Districts anticipated increases in major areas, including pensions, health care, special education, and charter school tuition costs. And 85 percent of the districts that responded to the survey planned to increase property taxes this coming year. That’s up from 71 percent last year. Eighty-three percent intended to rely on fund balance to get through the year.

Pennsylvania school districts have had a roller coaster of a year. Without a state budget for most of the academic year, districts were forced to improvise to make ends meet.

In the survey, 14 percent of the districts that responded said they borrowed additional money during the crisis. Districts said they borrowed $746 million in new money during the impasse. Fifteen percent said their credit ratings declined during that period, and another 17 percent said they expected their credit ratings to get worse in 2016-17, according to the report.

More than 140 school districts said they renegotiated, reduced, or delayed payments to vendors because of the budget stalemate.

Even with the budget crisis in the rearview mirror and a new basic education funding formula sending an additional $200 million to school districts, business managers and superintendents were not optimistic that they would be able to restore cuts made over the last six years.

Seventy-two percent said they would not be able to reduce or eliminate planned property-tax increases even with the additional funds from the basic education formula.

Some school districts are still waiting on millions of dollars in capital construction funds from the state and will have to delay renovations and new construction, according to the report.

The report, “Continued Cuts: Losing Confidence, Losing Learning,” took a slightly different bend this year, weaving in stories from school districts—beyond the ones that routinely make the news such as Philadelphia and Chester Upland—to illustrate how the financial squeeze in recent years has affected districts across the state.

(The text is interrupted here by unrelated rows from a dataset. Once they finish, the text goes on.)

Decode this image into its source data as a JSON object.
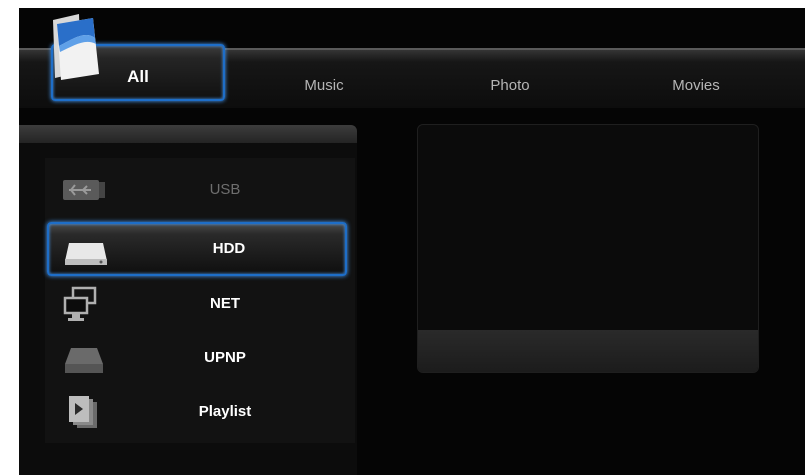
{
  "tabs": {
    "all": "All",
    "music": "Music",
    "photo": "Photo",
    "movies": "Movies"
  },
  "selected_tab": "All",
  "sources": [
    {
      "label": "USB",
      "icon": "usb-icon",
      "enabled": false
    },
    {
      "label": "HDD",
      "icon": "hdd-icon",
      "selected": true
    },
    {
      "label": "NET",
      "icon": "network-icon"
    },
    {
      "label": "UPNP",
      "icon": "upnp-icon"
    },
    {
      "label": "Playlist",
      "icon": "playlist-icon"
    }
  ],
  "colors": {
    "focus_border": "#1e6ec8",
    "background": "#050505",
    "text": "#ffffff",
    "disabled_text": "#6e6e6e"
  }
}
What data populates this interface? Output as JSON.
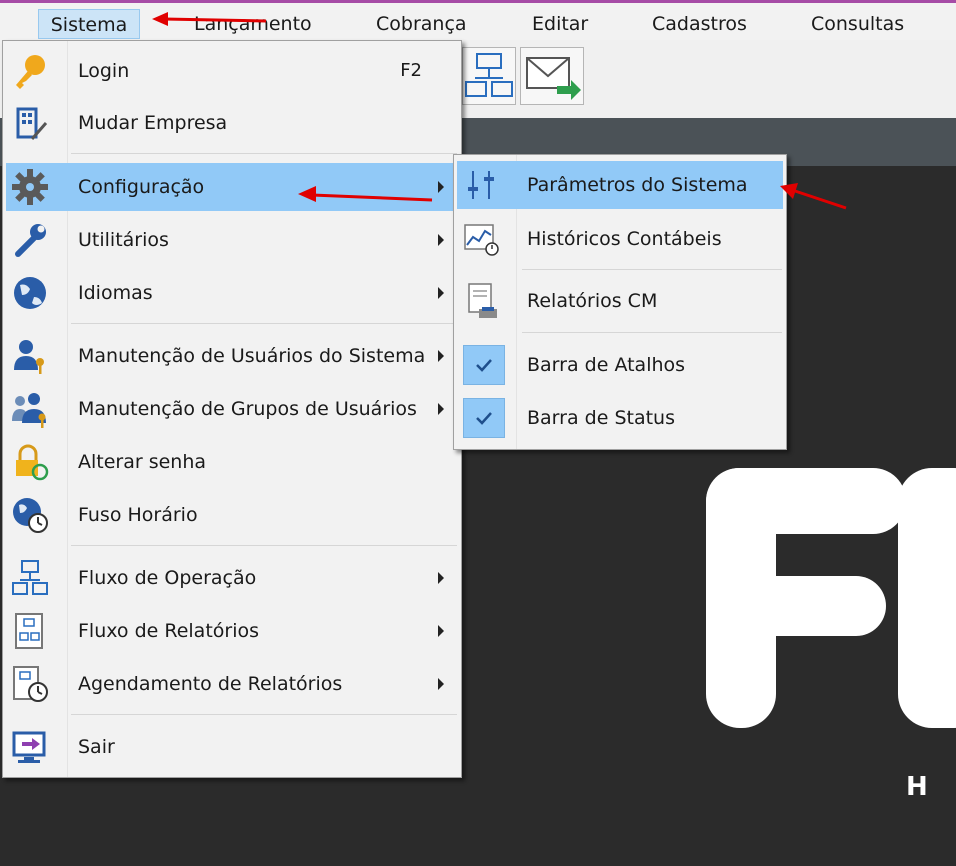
{
  "menubar": {
    "items": [
      {
        "label": "Sistema",
        "selected": true
      },
      {
        "label": "Lançamento"
      },
      {
        "label": "Cobrança"
      },
      {
        "label": "Editar"
      },
      {
        "label": "Cadastros"
      },
      {
        "label": "Consultas"
      }
    ]
  },
  "system_menu": {
    "items": [
      {
        "label": "Login",
        "shortcut": "F2",
        "icon": "key-icon"
      },
      {
        "label": "Mudar Empresa",
        "icon": "building-pencil-icon"
      },
      {
        "label": "Configuração",
        "icon": "gear-icon",
        "submenu": true,
        "highlighted": true
      },
      {
        "label": "Utilitários",
        "icon": "wrench-icon",
        "submenu": true
      },
      {
        "label": "Idiomas",
        "icon": "globe-icon",
        "submenu": true
      },
      {
        "label": "Manutenção de Usuários do Sistema",
        "icon": "user-key-icon",
        "submenu": true
      },
      {
        "label": "Manutenção de Grupos de Usuários",
        "icon": "users-key-icon",
        "submenu": true
      },
      {
        "label": "Alterar senha",
        "icon": "lock-refresh-icon"
      },
      {
        "label": "Fuso Horário",
        "icon": "globe-clock-icon"
      },
      {
        "label": "Fluxo de Operação",
        "icon": "flowchart-icon",
        "submenu": true
      },
      {
        "label": "Fluxo de Relatórios",
        "icon": "report-flow-icon",
        "submenu": true
      },
      {
        "label": "Agendamento de Relatórios",
        "icon": "report-clock-icon",
        "submenu": true
      },
      {
        "label": "Sair",
        "icon": "exit-monitor-icon"
      }
    ]
  },
  "config_submenu": {
    "items": [
      {
        "label": "Parâmetros do Sistema",
        "icon": "sliders-icon",
        "highlighted": true
      },
      {
        "label": "Históricos Contábeis",
        "icon": "chart-clock-icon"
      },
      {
        "label": "Relatórios CM",
        "icon": "document-printer-icon"
      },
      {
        "label": "Barra de Atalhos",
        "checked": true
      },
      {
        "label": "Barra de Status",
        "checked": true
      }
    ]
  },
  "logo": {
    "letter": "H"
  },
  "colors": {
    "highlight": "#91c9f7",
    "annotation_arrow": "#e00000",
    "menu_bg": "#f2f2f2"
  }
}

In Coudersport Area School District, for example, Superintendent Alanna Huck said that pension costs have skyrocketed in the past six years so that they now account for 30 percent of salaries, compared to 5 percent not too long ago. The district has already reduced its staff. Teachers work as cafeteria aides and staff the library, and Huck has taken up some of the duties of the technology coordinator, Huck said.

“There’s a line in the sand and I don’t want to cut more from our kids,” she said.

The report included responses from 355 of the state’s 500 school districts and representation from all of the counties.

You can read the full report here.

A version of this news article first appeared in the District Dossier blog.